I’ve been thinking a lot about how our kids are doing these days.
Do you remember what it was like to sit in classrooms, worry about exams, try to fit in, make friends, and all the other challenges we faced when we were kids? It wasn’t easy back then, was it?
So can we even begin to fathom how much harder all of that would have been if we had had to survive lockdowns, make tough decisions around how to live in a Covid world, and also face the existential threat of climate crisis and environmental degradation?
And then play the game of let’s-pretend-that-everything-is-okay and just keep going on as normal?
We shouldn’t be surprised that kids seem to be struggling with their mental health more than ever, and that disorders such as social anxiety in teens continue to increase.

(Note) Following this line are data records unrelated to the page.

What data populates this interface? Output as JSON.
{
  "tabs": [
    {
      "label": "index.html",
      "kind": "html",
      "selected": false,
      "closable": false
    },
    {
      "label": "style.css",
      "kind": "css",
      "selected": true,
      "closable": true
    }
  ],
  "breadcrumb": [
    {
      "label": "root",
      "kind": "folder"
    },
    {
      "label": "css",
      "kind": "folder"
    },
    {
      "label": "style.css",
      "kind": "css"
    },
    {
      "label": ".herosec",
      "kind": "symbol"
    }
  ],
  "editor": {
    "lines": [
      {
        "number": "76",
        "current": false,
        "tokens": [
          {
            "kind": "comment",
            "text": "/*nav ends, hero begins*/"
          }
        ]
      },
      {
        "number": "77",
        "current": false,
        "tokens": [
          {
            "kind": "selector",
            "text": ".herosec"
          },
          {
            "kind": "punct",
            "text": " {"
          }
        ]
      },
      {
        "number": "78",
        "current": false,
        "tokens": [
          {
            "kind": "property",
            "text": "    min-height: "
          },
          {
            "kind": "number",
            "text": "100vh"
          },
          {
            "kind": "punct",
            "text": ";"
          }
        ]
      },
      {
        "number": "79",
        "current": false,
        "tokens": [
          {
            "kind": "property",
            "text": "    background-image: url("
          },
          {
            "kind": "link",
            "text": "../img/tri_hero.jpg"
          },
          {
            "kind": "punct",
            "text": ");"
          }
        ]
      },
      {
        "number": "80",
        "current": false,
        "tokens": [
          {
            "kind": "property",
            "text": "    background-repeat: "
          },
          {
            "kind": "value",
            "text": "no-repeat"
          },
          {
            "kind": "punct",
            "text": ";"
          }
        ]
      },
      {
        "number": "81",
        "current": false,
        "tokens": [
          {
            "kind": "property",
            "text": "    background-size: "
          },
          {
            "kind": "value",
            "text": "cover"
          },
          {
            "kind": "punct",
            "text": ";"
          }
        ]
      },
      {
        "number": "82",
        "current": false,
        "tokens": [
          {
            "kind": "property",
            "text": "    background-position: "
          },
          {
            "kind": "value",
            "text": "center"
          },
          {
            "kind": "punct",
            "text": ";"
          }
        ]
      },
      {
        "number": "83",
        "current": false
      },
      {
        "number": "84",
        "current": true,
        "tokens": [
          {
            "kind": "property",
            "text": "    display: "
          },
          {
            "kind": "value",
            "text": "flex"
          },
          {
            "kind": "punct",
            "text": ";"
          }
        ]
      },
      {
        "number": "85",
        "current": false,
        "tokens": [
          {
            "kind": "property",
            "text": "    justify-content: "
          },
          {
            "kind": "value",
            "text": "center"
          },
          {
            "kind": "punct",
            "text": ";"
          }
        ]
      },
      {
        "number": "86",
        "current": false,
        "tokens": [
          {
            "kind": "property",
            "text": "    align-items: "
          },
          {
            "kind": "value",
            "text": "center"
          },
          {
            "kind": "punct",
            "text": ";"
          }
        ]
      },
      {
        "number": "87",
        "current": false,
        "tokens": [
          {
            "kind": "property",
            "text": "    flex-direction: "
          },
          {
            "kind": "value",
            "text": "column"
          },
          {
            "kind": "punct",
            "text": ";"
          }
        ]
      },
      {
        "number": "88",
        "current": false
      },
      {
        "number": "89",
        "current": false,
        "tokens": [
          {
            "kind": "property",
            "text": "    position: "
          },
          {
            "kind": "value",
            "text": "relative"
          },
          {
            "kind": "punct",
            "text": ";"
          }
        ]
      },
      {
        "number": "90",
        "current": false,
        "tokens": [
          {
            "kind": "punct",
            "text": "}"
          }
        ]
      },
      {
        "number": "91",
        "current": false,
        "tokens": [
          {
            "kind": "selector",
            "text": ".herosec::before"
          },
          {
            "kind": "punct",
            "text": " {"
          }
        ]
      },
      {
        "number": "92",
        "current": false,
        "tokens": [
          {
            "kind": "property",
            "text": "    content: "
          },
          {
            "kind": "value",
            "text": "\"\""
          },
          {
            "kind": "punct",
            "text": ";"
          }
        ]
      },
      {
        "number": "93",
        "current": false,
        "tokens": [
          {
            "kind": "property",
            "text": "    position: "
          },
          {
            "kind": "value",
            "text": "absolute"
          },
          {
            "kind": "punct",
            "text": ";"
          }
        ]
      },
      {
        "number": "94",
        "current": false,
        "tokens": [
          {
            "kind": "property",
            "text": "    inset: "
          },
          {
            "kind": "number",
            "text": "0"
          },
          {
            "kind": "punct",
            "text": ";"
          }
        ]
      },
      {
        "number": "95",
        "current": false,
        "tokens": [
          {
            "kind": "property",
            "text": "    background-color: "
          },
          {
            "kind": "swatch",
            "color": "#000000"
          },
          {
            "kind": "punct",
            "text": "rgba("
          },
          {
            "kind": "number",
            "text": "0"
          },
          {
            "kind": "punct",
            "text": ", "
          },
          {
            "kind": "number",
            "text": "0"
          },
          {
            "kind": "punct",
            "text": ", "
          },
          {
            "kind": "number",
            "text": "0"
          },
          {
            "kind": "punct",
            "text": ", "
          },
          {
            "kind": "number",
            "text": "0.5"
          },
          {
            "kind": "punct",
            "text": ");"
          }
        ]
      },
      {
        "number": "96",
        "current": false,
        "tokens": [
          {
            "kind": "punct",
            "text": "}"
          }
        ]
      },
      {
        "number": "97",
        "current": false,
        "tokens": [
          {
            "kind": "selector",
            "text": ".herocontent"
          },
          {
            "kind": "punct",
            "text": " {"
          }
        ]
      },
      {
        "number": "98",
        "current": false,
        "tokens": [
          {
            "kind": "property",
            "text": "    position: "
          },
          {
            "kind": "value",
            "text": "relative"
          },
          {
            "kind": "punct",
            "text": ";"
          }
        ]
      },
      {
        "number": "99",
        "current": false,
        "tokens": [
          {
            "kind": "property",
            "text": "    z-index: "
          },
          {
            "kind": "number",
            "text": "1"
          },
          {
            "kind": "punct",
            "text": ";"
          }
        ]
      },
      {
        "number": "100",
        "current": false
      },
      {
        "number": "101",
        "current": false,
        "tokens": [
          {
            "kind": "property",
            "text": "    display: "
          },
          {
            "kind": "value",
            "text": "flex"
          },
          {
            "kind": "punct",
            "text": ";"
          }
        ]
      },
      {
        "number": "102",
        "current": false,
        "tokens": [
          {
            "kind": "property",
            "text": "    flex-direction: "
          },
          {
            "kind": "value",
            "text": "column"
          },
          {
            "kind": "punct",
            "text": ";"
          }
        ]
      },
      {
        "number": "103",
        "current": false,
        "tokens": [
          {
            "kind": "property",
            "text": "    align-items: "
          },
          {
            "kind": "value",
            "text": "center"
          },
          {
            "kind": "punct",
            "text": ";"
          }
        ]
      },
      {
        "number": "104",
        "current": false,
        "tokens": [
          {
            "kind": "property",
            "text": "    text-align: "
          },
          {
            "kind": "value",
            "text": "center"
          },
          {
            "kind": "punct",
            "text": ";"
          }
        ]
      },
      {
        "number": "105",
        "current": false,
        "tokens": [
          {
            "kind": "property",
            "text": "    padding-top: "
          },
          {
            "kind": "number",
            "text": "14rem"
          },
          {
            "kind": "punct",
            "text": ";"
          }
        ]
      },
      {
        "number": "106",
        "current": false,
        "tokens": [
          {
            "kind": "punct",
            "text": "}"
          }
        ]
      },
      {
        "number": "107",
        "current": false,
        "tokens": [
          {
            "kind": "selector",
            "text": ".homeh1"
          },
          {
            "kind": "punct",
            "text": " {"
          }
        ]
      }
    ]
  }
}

I also think about how our expectations of them haven’t really changed. Have you looked at what schools expect from kids these days? Have you seen what university and scholarship applications look like today? We still expect them to do all the things: work hard, prepare for the future, take tons of extracurriculars, be responsible and respectful, show leadership, be of service to others. In essence, we expect them to do better and be better than us.
Can we maybe cut the kids some slack instead? Can we give them the love, support, and encouragement they need? Parenting isn’t easy, but we can lead the way.
Honestly, a little empathy can go a long way.
(Check out the program I’ve developed to help teen and tween girls deal with some of the challenges they face as they navigate adolescence: Thriving Teen Girls.)